The remainder of the powders all have a fairly strong taste e.g. egg white can taste fairly salty as eggs are naturally high in sodium and hemp tastes very ‘green’. Therefore, you may want to choose stronger flavours to combine them with to mask the taste a little. As I am unable to eat dairy I have to rely on these and my personal favourite is Pulsin’ pea protein
or My Protein’s vegan blend
Secondly, you need to look at what other ingredients (if any) they have in them. Many flavoured protein powders can come along with artificial flavours or sweeteners or may even have sugar added. I personally avoid artificial sweeteners as they can trigger cravings and some people believe them to be detrimental to our health, even believing some can cause cancer. As they are by no means necessary I chose natural alternatives to sweeten where needed, however this has to be a personal choice.
When it comes to protein bars many actually have a high proportion of sugar/carbohydrate and may be designed for sports people after intense workouts. As a snack or to enhance your protein consumption you would ideally look for one which is higher in protein without too much sugar. One good rule of thumb is the ME label rule, which I explain here

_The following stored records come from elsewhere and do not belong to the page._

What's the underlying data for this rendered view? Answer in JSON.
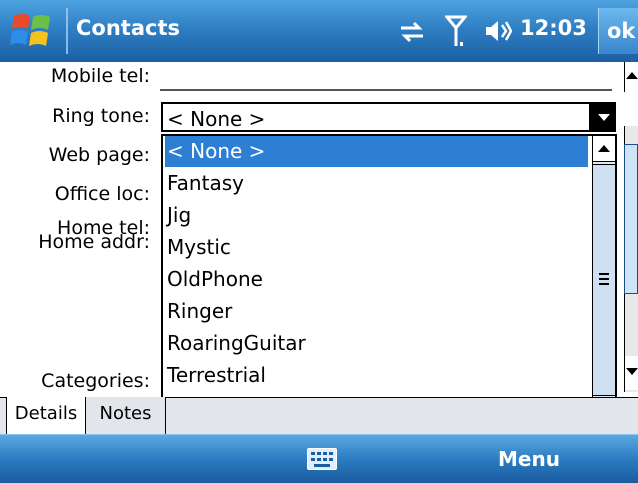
{
  "titlebar": {
    "title": "Contacts",
    "clock": "12:03",
    "ok_label": "ok",
    "icons": [
      "windows-start-icon",
      "connectivity-icon",
      "signal-icon",
      "volume-icon"
    ]
  },
  "form": {
    "fields": [
      {
        "label": "Mobile tel:"
      },
      {
        "label": "Ring tone:",
        "value": "< None >"
      },
      {
        "label": "Web page:"
      },
      {
        "label": "Office loc:"
      },
      {
        "label": "Home tel:"
      },
      {
        "label": "Home addr:"
      },
      {
        "label": "Categories:"
      }
    ]
  },
  "ringtone_list": {
    "selected": "< None >",
    "options": [
      "< None >",
      "Fantasy",
      "Jig",
      "Mystic",
      "OldPhone",
      "Ringer",
      "RoaringGuitar",
      "Terrestrial"
    ]
  },
  "tabs": [
    {
      "label": "Details",
      "active": true
    },
    {
      "label": "Notes",
      "active": false
    }
  ],
  "bottombar": {
    "menu_label": "Menu",
    "keyboard_icon": "keyboard-icon"
  },
  "colors": {
    "titlebar": "#2f7fc4",
    "selection": "#2c7fd3",
    "tabbar": "#e2e6ea"
  }
}
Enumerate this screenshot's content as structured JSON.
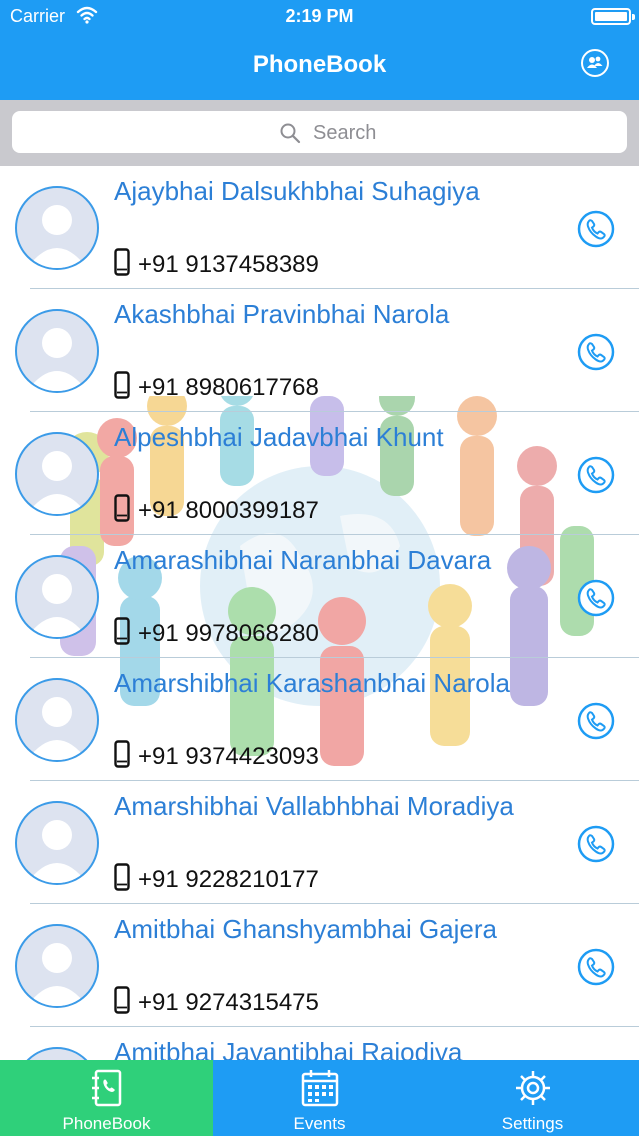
{
  "status_bar": {
    "carrier": "Carrier",
    "time": "2:19 PM"
  },
  "nav": {
    "title": "PhoneBook",
    "right_icon": "group-icon"
  },
  "search": {
    "placeholder": "Search"
  },
  "contacts": [
    {
      "name": "Ajaybhai Dalsukhbhai Suhagiya",
      "phone": "+91 9137458389"
    },
    {
      "name": "Akashbhai Pravinbhai Narola",
      "phone": "+91 8980617768"
    },
    {
      "name": "Alpeshbhai Jadavbhai Khunt",
      "phone": "+91 8000399187"
    },
    {
      "name": "Amarashibhai Naranbhai Davara",
      "phone": "+91 9978068280"
    },
    {
      "name": "Amarshibhai Karashanbhai Narola",
      "phone": "+91 9374423093"
    },
    {
      "name": "Amarshibhai Vallabhbhai Moradiya",
      "phone": "+91 9228210177"
    },
    {
      "name": "Amitbhai Ghanshyambhai Gajera",
      "phone": "+91 9274315475"
    },
    {
      "name": "Amitbhai Jayantibhai Rajodiya",
      "phone": ""
    }
  ],
  "tabbar": {
    "tabs": [
      {
        "label": "PhoneBook",
        "icon": "phonebook-icon",
        "active": true
      },
      {
        "label": "Events",
        "icon": "calendar-icon",
        "active": false
      },
      {
        "label": "Settings",
        "icon": "gear-icon",
        "active": false
      }
    ]
  },
  "colors": {
    "primary": "#1e9cf4",
    "active_tab": "#2fd07a",
    "name_text": "#2c7fd6"
  }
}
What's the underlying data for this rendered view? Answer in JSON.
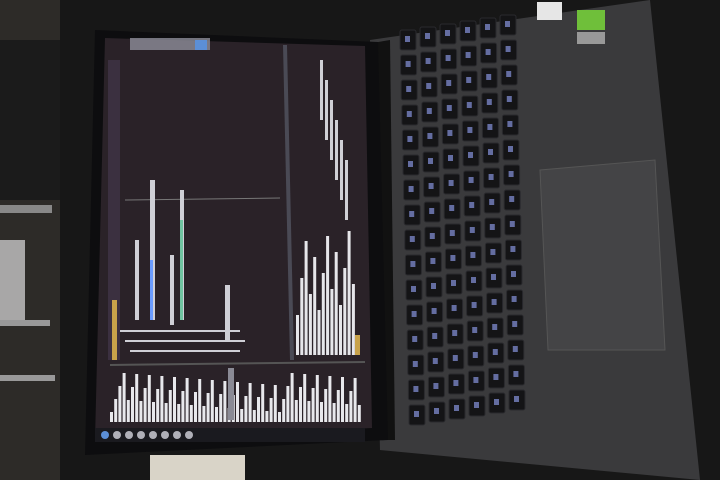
{
  "scene": {
    "subject": "laptop",
    "colors": {
      "wall": "#2b2a28",
      "desk": "#1a1a1a",
      "laptop_body": "#3a3a3c",
      "screen_bg": "#2a2228",
      "keyboard_backlight": "#9aa9ff",
      "sticker_green": "#6fbf3a",
      "sticker_white": "#e6e6e6"
    }
  },
  "screen": {
    "panels": [
      "left-pane",
      "middle-pane",
      "right-pane",
      "bottom-pane"
    ]
  },
  "keyboard": {
    "rows": 6,
    "backlight": "blue"
  },
  "taskbar": {
    "icons": [
      "start-icon",
      "search-icon",
      "files-icon",
      "browser-icon",
      "terminal-icon",
      "editor-icon",
      "settings-icon",
      "music-icon"
    ]
  }
}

but basically you want carbohydrate minus (fibre+protein) to be less than 10g. It an be quite hard to find a protein bar without artificial ingredients in the UK therefore I tend not to use them as regular part of my diet and only have one in my bag as an emergency snack if I’m out and about and unable to get something I am able to eat.
Ultimately, it’s a personal choice and you may have to try a couple before you find the best for you.
Q. Sarah, how can I use protein powder?
A. In my mind this depends which powder you use as mentioned above whey/casein tastes like milk therefore works really well in porridge (oatmeal), stirred into yoghurt or a protein smoothies/milkshakes.
Pea/rice/hemp have a stronger taste which can work in a protein smoothie. However, you can also stir them into stews/soups etc, which can work well for vegans/vegetarians trying to increase their protein intake.
You will also find recipes on the internet which bake with protein powder. I’ve never had much success, but will let you know if and when I do!
Q. Sarah, I’m vegetarian/vegan and would like to know how to how to get more protein in my diet
A. As a vegetarian there are good sources of protein to be found in egg and dairy (providing you tolerate them ok). However, as a vegan it can be harder. Protein is found in lots of plant sources and you will find lots of graphics and articles on the internet explaining sources. However, one thing to note is most of these come along with relatively high proportions of carbohydrate and may not contain the full amnio acid profile your body needs (read more about this in the second question). Note carbohydrate isn’t bad however you need to have a ratio of protein:carbohydrate which works well for your individual body. Protein powders can help with this.
Q. Is it safe to use protein powder in pregnancy?
Q. Sarah, what protein powders or bars do you recommend?
A. As mentioned this has a lot to do with personal taste however I prefer to go for an unflavoured protein and add my own sweetness and flavour in the form or cocoa, vanilla, berries etc
When I could eat dairy I used to use My Protein’s Unflavoured Whey Protein
(if you go for a flavour check you are happy with the ingredients as they use artificial sweeteners in some. They have a new range which is sweetener with stevia, which you may be more comfortable with)
A flavoured vegan option (which doesn’t have artificial flavours and is sweetened with stevia) is Sun Warrior
or Plant Fusion
and comes in chocolate, vanilla or sometimes berry.
I often have discount codes for the unflavoured ones so drop me an email if you want one and will aim to keep this updated each month with new offers.
Do you use protein powder? Are you tempted to try it?